Entries from a dataset of interfaces
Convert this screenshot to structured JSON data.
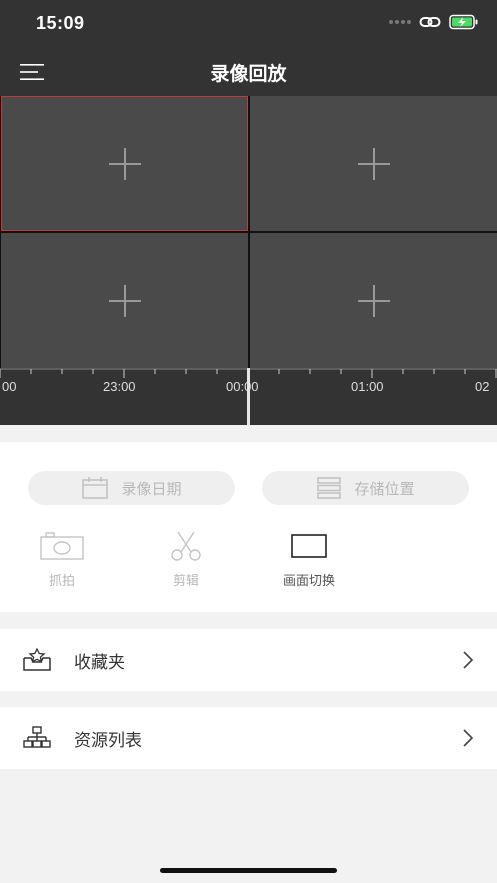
{
  "status": {
    "time": "15:09"
  },
  "nav": {
    "title": "录像回放",
    "menu_icon": "hamburger-icon"
  },
  "grid": {
    "cells": [
      {
        "icon": "plus-icon",
        "active": true
      },
      {
        "icon": "plus-icon",
        "active": false
      },
      {
        "icon": "plus-icon",
        "active": false
      },
      {
        "icon": "plus-icon",
        "active": false
      }
    ]
  },
  "timeline": {
    "labels": [
      "00",
      "23:00",
      "00:00",
      "01:00",
      "02"
    ]
  },
  "actions": {
    "record_date": "录像日期",
    "storage_location": "存储位置",
    "snapshot": "抓拍",
    "clip": "剪辑",
    "switch_view": "画面切换"
  },
  "list": {
    "favorites": "收藏夹",
    "resources": "资源列表"
  },
  "colors": {
    "header_bg": "#333333",
    "cell_bg": "#4a4a4a",
    "active_border": "#c23a3a",
    "disabled_text": "#b8b8b8"
  }
}
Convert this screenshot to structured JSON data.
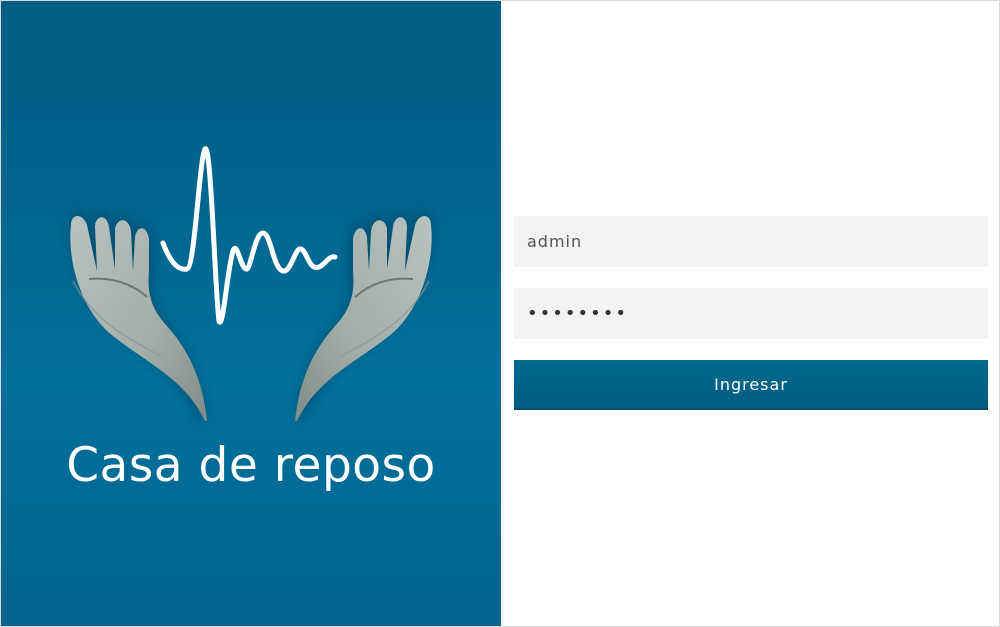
{
  "brand": {
    "name": "Casa de reposo",
    "logo_icon": "hands-heartbeat-icon",
    "panel_color": "#00688f"
  },
  "login": {
    "username_value": "admin",
    "password_value": "••••••••",
    "submit_label": "Ingresar",
    "button_color": "#00638a",
    "input_background": "#f3f3f3"
  }
}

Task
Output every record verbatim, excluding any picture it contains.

Solution to this task
Convert this screenshot to structured JSON data.
{
  "status": {
    "time": "15:09"
  },
  "nav": {
    "title": "录像回放",
    "menu_icon": "hamburger-icon"
  },
  "grid": {
    "cells": [
      {
        "icon": "plus-icon",
        "active": true
      },
      {
        "icon": "plus-icon",
        "active": false
      },
      {
        "icon": "plus-icon",
        "active": false
      },
      {
        "icon": "plus-icon",
        "active": false
      }
    ]
  },
  "timeline": {
    "labels": [
      "00",
      "23:00",
      "00:00",
      "01:00",
      "02"
    ]
  },
  "actions": {
    "record_date": "录像日期",
    "storage_location": "存储位置",
    "snapshot": "抓拍",
    "clip": "剪辑",
    "switch_view": "画面切换"
  },
  "list": {
    "favorites": "收藏夹",
    "resources": "资源列表"
  },
  "colors": {
    "header_bg": "#333333",
    "cell_bg": "#4a4a4a",
    "active_border": "#c23a3a",
    "disabled_text": "#b8b8b8"
  }
}
Convert this screenshot to structured JSON data.
{
  "brand": {
    "name": "Casa de reposo",
    "logo_icon": "hands-heartbeat-icon",
    "panel_color": "#00688f"
  },
  "login": {
    "username_value": "admin",
    "password_value": "••••••••",
    "submit_label": "Ingresar",
    "button_color": "#00638a",
    "input_background": "#f3f3f3"
  }
}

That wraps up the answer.